The Tenuta di Valgiano’s 16 hectares of vineyards stand on a terrace of pebbles and clayey alberese rocks. By preference, the Sangiovese is grown along the edge of the alberese soil, that allows it to maintain its aromatic properties and at the same time achieve good structure. The clayey soil is where the Merlot is cultivated and it is able to maintain its fineness and elegance, despite the heaviness of the soil. On the sandstone pebbles, it is only the Syrah that can achieve structure as well as perfume. The vines are between 6 and 40 years old and there are 5700 plants per hectare. Organic and biodynamic farming have been adopted: careful management of the soil through seeding leguminous, gramineae and aromatic plants, sensitive use of tillage, clay, copper and sulphur treatments only, biological action against parasites, and sensitive management of the leaf canopy. Analyses are carried out on the deep layers of soil in order to gain a better understanding of the natural vine-climate-soil balance and therefore ensure that this balance is maintained.

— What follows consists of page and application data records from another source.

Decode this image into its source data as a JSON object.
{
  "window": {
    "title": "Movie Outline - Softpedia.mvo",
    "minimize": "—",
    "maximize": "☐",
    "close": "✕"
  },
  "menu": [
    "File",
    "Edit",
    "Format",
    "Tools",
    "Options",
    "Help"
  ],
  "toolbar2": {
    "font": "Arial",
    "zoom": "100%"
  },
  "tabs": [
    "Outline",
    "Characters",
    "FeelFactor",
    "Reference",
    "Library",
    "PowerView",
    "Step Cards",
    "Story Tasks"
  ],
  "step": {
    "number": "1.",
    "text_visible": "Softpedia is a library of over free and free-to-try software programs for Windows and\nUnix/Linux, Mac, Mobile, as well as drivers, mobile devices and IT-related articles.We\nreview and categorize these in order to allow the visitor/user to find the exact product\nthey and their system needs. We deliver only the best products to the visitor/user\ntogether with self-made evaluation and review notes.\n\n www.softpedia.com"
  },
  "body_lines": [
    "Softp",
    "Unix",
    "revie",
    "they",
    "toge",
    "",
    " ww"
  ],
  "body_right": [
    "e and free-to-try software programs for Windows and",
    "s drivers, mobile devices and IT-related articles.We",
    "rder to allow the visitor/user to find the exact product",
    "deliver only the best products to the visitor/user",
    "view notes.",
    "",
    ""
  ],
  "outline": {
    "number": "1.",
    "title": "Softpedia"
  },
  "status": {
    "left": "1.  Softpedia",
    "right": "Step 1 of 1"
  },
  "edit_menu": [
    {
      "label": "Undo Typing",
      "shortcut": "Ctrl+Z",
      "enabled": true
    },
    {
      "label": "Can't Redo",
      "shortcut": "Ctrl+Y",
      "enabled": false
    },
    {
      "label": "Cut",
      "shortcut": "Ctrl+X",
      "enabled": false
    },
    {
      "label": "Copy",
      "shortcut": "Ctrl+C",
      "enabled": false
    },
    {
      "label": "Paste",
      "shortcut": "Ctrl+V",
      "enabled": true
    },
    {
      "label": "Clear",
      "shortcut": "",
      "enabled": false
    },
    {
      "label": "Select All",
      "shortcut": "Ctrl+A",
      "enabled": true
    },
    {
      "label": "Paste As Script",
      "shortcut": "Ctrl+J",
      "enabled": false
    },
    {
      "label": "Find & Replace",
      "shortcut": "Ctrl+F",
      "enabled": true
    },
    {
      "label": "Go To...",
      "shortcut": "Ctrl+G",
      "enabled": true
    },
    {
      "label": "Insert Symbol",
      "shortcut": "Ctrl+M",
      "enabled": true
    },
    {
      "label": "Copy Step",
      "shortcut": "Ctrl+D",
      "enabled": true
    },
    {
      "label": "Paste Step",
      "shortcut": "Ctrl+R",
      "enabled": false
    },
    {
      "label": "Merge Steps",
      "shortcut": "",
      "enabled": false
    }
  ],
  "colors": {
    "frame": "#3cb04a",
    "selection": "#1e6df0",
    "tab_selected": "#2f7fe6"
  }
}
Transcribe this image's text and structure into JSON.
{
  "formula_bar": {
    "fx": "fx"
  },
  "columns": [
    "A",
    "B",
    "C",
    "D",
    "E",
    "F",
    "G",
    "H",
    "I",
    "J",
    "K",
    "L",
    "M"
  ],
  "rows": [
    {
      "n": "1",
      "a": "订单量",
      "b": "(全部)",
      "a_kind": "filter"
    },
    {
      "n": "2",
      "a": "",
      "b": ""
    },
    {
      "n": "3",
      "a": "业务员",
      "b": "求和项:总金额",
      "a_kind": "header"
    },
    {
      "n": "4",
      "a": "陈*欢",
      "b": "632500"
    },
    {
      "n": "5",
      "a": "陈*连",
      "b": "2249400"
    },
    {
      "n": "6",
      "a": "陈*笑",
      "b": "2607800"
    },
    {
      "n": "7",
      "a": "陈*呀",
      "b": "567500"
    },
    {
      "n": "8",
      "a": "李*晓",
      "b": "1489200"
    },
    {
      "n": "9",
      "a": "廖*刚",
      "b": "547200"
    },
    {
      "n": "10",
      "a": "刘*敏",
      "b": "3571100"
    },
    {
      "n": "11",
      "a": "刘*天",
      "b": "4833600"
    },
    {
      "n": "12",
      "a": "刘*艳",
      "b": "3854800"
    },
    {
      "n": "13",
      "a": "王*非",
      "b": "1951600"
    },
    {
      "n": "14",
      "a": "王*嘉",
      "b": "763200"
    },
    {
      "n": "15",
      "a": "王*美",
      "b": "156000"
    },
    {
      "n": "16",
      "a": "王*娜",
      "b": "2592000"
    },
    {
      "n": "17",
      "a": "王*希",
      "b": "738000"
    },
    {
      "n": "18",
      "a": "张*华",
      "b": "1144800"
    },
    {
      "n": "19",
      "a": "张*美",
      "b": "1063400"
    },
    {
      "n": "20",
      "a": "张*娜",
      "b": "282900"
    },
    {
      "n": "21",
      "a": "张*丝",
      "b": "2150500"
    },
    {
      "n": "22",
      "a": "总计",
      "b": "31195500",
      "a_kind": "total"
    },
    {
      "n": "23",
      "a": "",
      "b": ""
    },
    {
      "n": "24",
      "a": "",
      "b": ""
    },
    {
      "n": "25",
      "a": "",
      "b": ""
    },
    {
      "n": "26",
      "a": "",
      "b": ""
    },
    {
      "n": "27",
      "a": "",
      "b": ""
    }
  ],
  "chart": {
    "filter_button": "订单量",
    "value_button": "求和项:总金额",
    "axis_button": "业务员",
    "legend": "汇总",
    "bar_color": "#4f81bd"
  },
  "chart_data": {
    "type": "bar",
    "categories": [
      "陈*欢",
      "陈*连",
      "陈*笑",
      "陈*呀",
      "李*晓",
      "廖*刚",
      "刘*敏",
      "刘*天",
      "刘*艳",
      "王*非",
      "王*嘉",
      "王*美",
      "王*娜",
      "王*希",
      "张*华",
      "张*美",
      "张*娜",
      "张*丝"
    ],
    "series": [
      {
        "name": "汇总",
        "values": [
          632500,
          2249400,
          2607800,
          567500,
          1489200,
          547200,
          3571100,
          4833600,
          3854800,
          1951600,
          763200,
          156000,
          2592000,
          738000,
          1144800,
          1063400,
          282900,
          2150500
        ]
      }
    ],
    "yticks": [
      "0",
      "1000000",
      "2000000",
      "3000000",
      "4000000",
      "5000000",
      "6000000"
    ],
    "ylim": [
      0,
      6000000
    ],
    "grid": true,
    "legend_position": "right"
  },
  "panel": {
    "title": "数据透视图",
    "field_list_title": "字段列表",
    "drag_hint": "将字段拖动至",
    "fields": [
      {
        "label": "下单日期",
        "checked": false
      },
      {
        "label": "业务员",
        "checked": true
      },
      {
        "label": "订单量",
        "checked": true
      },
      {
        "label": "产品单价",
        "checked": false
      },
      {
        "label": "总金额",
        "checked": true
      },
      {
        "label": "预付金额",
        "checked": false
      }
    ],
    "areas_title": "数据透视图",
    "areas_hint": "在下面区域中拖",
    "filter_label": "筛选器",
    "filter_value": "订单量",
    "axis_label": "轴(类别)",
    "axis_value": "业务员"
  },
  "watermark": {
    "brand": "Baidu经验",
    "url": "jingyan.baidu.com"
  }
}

These pictures represent sensitive crystallization. This is an image method that was developed by Pfeiffer (Rudolf Steiner’s principal pupil around 1930). This method still creates debates about its credibility. In practice: Copper chloride (CuCl2) crystallizes always in a casual way, but if it is combined with an organic substance it crystallizes according to a precise picture that expresses the vitality of that substance. These pictures represents the same wine after bottling, one filtered one not!